Answer to discussion questions from chapter 2 of 1984.
1. Explain the significance of the children at the start of this chapter.
In chapter 2 of the book, Winston’s pain is only further exacerbated. He is already deeply pained about the condition of his society and how truth and human values are losing their significance in Oceania. In the second chapter, while writing his diary, he hears a soft knock on his door and is startled. Mrs. Parson, his neighbor’s wife, looks much older than her age, wants his help as her kitchen sink is overflowing.
Winston comes across Parsons’ two unruly children in the flat. They are just as uncontrollable as they are naughty. The elder kid is a 9 years old boy who keeps being a pain for Winston while he is inside the flat, and the other is his 2 years younger sister. The flat bore a look as if visited by a wild animal.
Their presence in the second chapter indicates the extent to which the party is using manipulative techniques to control people’s personal lives in Oceania. They are training kids to become spies of the party, and these two kids are a superb example of how mindless they can grow after training.
The boy is holding a toy gun which he points at Winston and calls him a traitor and Goldstein. He is just nine years old, but the ferocity with which he speaks makes Winston afraid. Parsons himself is a foolish chap who works at the MInistry in a role that requires little or no intelligence. He keeps boasting of his appearances at the community center. However, the rest of his family also seems to be equally lacking in intelligence.
Winston is not at all amused at the boy’s demeanor, but he knows he cannot do anything. These children are trained by the party to hate the rival nations and the traitor Goldstein. The author’s purpose behind introducing children in the second chapter is to demonstrate before readers how easy it is for the party to control people’s lives and turn them into savages that make little use of their minds. Especially when it comes to the children, the party seems to be using them against their own families. Every few days, there was news about how one or other brave young spy handed over his own parents to the thought police.

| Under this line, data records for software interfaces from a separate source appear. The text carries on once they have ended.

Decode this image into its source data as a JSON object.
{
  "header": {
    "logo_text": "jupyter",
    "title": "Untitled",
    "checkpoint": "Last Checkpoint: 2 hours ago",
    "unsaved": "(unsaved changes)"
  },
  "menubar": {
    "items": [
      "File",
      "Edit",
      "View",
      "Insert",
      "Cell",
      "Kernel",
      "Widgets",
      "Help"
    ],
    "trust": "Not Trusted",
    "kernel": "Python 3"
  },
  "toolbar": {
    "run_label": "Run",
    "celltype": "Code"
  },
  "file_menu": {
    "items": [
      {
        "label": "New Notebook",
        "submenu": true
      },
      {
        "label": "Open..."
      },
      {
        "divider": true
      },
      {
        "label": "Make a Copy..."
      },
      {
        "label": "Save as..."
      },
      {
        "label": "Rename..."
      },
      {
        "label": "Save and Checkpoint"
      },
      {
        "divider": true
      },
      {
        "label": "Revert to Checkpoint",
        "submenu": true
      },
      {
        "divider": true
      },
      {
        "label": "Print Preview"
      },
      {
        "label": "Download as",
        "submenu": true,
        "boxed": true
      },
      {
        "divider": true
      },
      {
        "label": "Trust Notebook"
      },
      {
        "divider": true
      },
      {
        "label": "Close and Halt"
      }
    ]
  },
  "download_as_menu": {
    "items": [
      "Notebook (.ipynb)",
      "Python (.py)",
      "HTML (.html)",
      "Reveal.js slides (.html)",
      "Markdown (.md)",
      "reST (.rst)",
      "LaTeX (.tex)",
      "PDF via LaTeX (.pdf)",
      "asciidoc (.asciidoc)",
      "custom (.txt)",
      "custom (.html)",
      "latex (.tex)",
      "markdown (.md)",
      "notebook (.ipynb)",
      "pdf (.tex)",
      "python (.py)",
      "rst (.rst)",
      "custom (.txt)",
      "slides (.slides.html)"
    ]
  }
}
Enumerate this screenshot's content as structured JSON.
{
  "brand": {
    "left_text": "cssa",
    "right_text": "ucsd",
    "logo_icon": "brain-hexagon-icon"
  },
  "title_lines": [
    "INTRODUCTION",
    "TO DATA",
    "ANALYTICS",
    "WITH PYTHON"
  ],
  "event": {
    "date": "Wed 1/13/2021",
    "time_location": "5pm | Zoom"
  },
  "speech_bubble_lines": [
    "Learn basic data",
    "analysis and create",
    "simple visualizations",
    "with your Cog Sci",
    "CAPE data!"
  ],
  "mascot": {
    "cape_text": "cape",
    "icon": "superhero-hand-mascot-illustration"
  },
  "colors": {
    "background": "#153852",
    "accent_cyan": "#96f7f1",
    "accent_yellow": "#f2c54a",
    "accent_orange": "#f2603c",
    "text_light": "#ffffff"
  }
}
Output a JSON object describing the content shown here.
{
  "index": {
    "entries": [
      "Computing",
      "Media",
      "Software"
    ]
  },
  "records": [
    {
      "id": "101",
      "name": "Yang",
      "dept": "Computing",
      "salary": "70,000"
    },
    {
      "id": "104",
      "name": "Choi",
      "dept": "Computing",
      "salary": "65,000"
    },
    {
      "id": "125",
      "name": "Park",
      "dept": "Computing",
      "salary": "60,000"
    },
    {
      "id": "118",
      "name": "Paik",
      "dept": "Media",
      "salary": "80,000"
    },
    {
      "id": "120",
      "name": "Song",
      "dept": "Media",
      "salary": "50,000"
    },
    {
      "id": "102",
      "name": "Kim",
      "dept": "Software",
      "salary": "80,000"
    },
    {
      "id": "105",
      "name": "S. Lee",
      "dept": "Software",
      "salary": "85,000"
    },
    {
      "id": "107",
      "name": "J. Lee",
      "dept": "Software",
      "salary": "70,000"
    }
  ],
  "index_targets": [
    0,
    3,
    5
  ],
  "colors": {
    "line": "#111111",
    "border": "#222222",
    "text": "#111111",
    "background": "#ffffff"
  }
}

When Winston is ready to leave Parsons’ flat, he feels a sharp pang in his neck and sees the young boy hiding a catapult. His mother is helplessly trying to bring the boy under control. Winston feels that his society has turned into a society of savages, and he can do little to help. His agony grows at the lack of respect and empathy in the boy’s behavior. Winston thinks that there is no future if the children can be exploited in the party’s manner.
2. Explain what thoughtcrime is in your own words.
Many things are not expressly prohibited in Oceania. However, they are still against the law. For example, nobody uses a pen in Oceania. People are not allowed to keep records. The party keeps a strict watch over people’s personal lives and even uses children against their families to spy on their parents. The telescreen is always there to watch what people are doing inside their flats. The party uses every exploitative technique possible that allows it to gain control of its people’s minds. Psychological manipulation of the people is a key theme in the novel. The party does everything possible to create terror and control its people.
People are not allowed to even think against the government because even thinking against the party and the dictatorship is a crime. A thought crime is a crime of thinking against the party and the government in Oceania. The party crushes every sign of dissent in the country. That is why the ‘thought police’ is always policing people’s personal lives and using fear and other manipulative techniques to manipulate behavior and inspire loyalty to the party and its propaganda.
3. What does the quote, “We shall meet in the place where there is no darkness,” mean to you? What do you think it means to Winston?
Winston had a dream years ago in which he was passing through a dark room and somebody whispered to him that they would eventually meet in a place where there was no darkness. It means that Winston hopes that there will be an emergence from this darkness. Darkness here refers to the dictatorship and its strong hold on people’s lives in Oceania. Since there is no truth and freedom, the author refers to it as an era of darkness. The room represents the Ministry and the darkness represents the lack of hope in people’s lives. Winston is reminded of the words after he sees O’Brian in the Two Minutes Hate meeting. He feels that it was O’Brien who had spoken to him in the dream since he believes O’brien is someone like him who thinks independently and against the dictatorship. However, he is still confused if he should approach O’Brien in this regard since he does not yet know if O’Brien is a friend or enemy.
For Winston, the dream again acquires a special significance in the light of the most current events in his life. While the words do not seem to instill much hope in him, they are still significant for Winston. O’Brien is still a source of hope for him, and Winston believes he could help him struggle against the dictatorship.